Though there are many aquatic invasive species that threaten local waterways the same steps can be used against all of them: Clean, Drain, and Dry. Cleaning your watercraft, from paddle boards and kayaks to pontoon boats and jet skis, and letting all fishing gear and equipment dry before traveling to another waterbody should kill any invasive you may have picked up along the way. Also make sure to never dump bait buckets and live wells filled elsewhere into local water bodies, but empty them on dry land between trips. To help with these efforts SWCD has installed a brand new boat cleaning station near the entrance to Little York Lake. It has a wet vacuum, air blower, and hand tools available so boaters can inspect and clean their craft and trailers before they enter and after they leave the lake. It is free to the public and will be up and running throughout the season. There is also a boat steward on staff, out most weekends talking to boaters, collecting data on what species are here, and helping with inspections. Some species can survive up to thirty days on your boat, so diligence and constant awareness are important. You can do your part by remembering to Clean, Drain, and Dry every  

time you bring your boat to a new location in the county, state, or country.
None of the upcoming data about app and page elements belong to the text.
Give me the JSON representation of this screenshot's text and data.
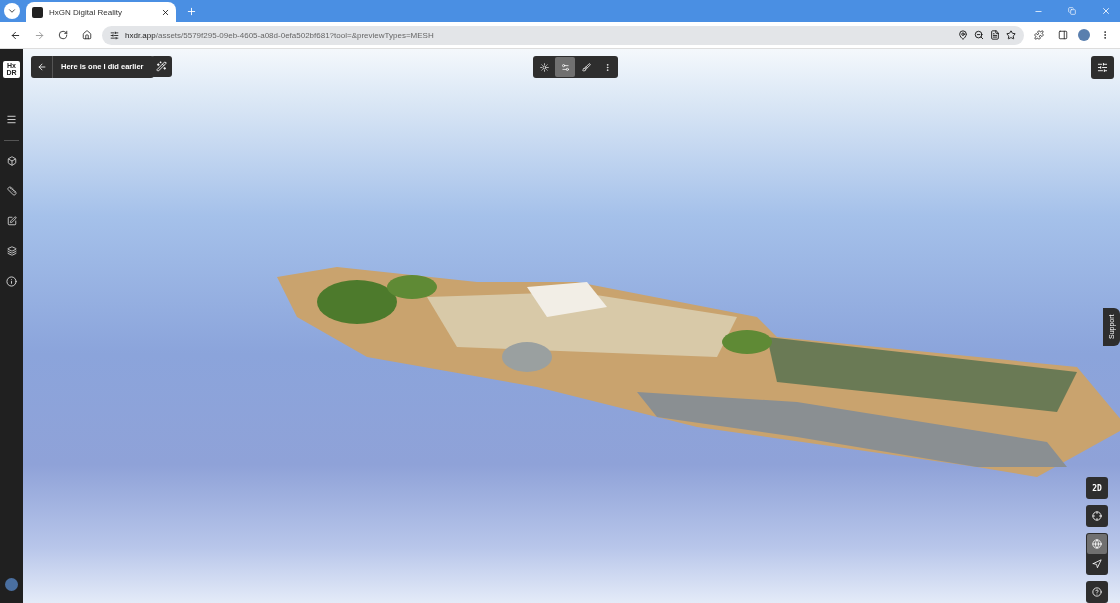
{
  "browser": {
    "tab_title": "HxGN Digital Reality",
    "url_host": "hxdr.app",
    "url_path": "/assets/5579f295-09eb-4605-a08d-0efa502bf681?tool=&previewTypes=MESH"
  },
  "sidebar": {
    "logo_top": "Hx",
    "logo_bottom": "DR"
  },
  "header": {
    "title": "Here is one I did earlier"
  },
  "view_modes": [
    {
      "kind": "points",
      "selected": false
    },
    {
      "kind": "mesh",
      "selected": true
    },
    {
      "kind": "paint",
      "selected": false
    }
  ],
  "map_controls": {
    "dimension_label": "2D",
    "navigation": [
      {
        "kind": "globe",
        "selected": true
      },
      {
        "kind": "navigate",
        "selected": false
      }
    ]
  },
  "support_tab": "Support"
}
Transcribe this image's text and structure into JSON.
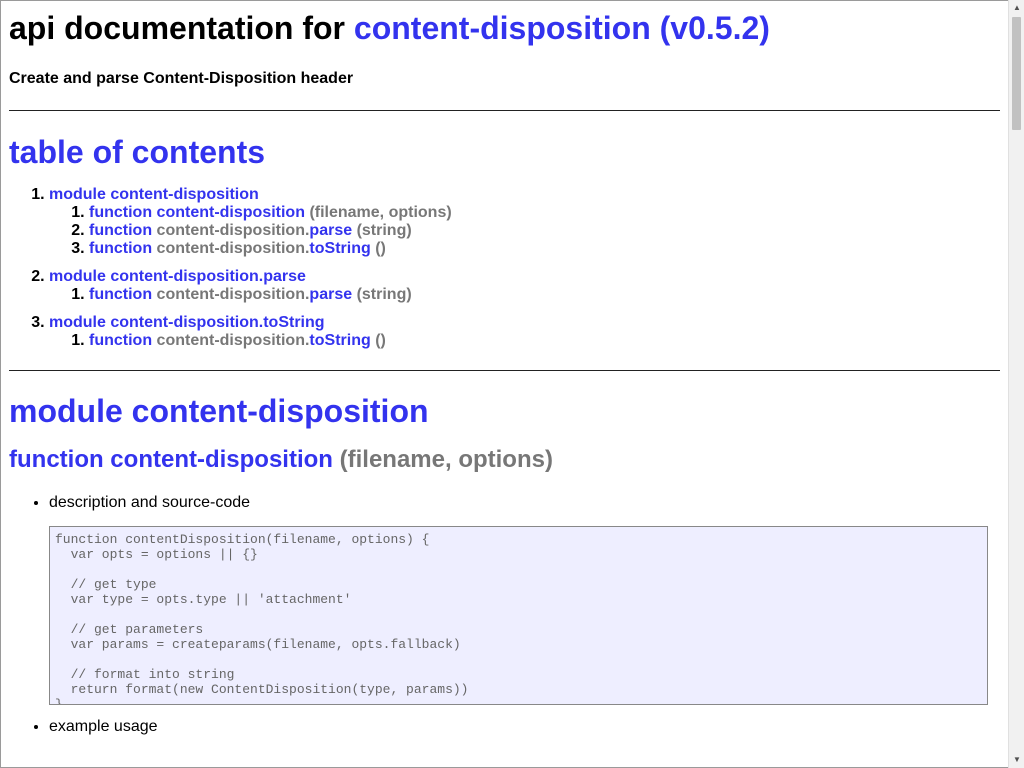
{
  "header": {
    "title_prefix": "api documentation for ",
    "title_link": "content-disposition (v0.5.2)",
    "subtitle": "Create and parse Content-Disposition header"
  },
  "toc": {
    "heading": "table of contents",
    "modules": [
      {
        "label": "module content-disposition",
        "functions": [
          {
            "kw": "function",
            "name_gray": "",
            "name_link": "content-disposition",
            "args": "(filename, options)"
          },
          {
            "kw": "function",
            "name_gray": "content-disposition.",
            "name_link": "parse",
            "args": "(string)"
          },
          {
            "kw": "function",
            "name_gray": "content-disposition.",
            "name_link": "toString",
            "args": "()"
          }
        ]
      },
      {
        "label": "module content-disposition.parse",
        "functions": [
          {
            "kw": "function",
            "name_gray": "content-disposition.",
            "name_link": "parse",
            "args": "(string)"
          }
        ]
      },
      {
        "label": "module content-disposition.toString",
        "functions": [
          {
            "kw": "function",
            "name_gray": "content-disposition.",
            "name_link": "toString",
            "args": "()"
          }
        ]
      }
    ]
  },
  "module_section": {
    "heading": "module content-disposition",
    "function_heading": "function content-disposition",
    "function_args": "(filename, options)",
    "items": {
      "description_label": "description and source-code",
      "example_label": "example usage"
    },
    "source_code": "function contentDisposition(filename, options) {\n  var opts = options || {}\n\n  // get type\n  var type = opts.type || 'attachment'\n\n  // get parameters\n  var params = createparams(filename, opts.fallback)\n\n  // format into string\n  return format(new ContentDisposition(type, params))\n}"
  },
  "scrollbar": {
    "up_icon": "▲",
    "down_icon": "▼"
  }
}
To help prevent the spread of terrestrial invasive species like weeds and pests it is important to remove mud and plant material from your shoes so bugs, seeds, and plants parts are not brought from one hiking spot to another. For these same reasons camping gear and mountain bikes should also be washed and cleaned off between uses. To help with this there are boot brush stations for public use located at the entrances to many area parks to clean off your boots before and after your walk. There is one at Dwyer Park right near the trail map.

It is an uncertain world, but you can help our community by taking your time preparing for outdoor activities with Clean, Drain, and Dry measures and by cleaning your boots and camping gear. Then you can feel safe knowing you are doing your part to stop the spread of invasive species and protect local waters and lands that are so important to the Central New York and Cortland County way of life, now more than ever.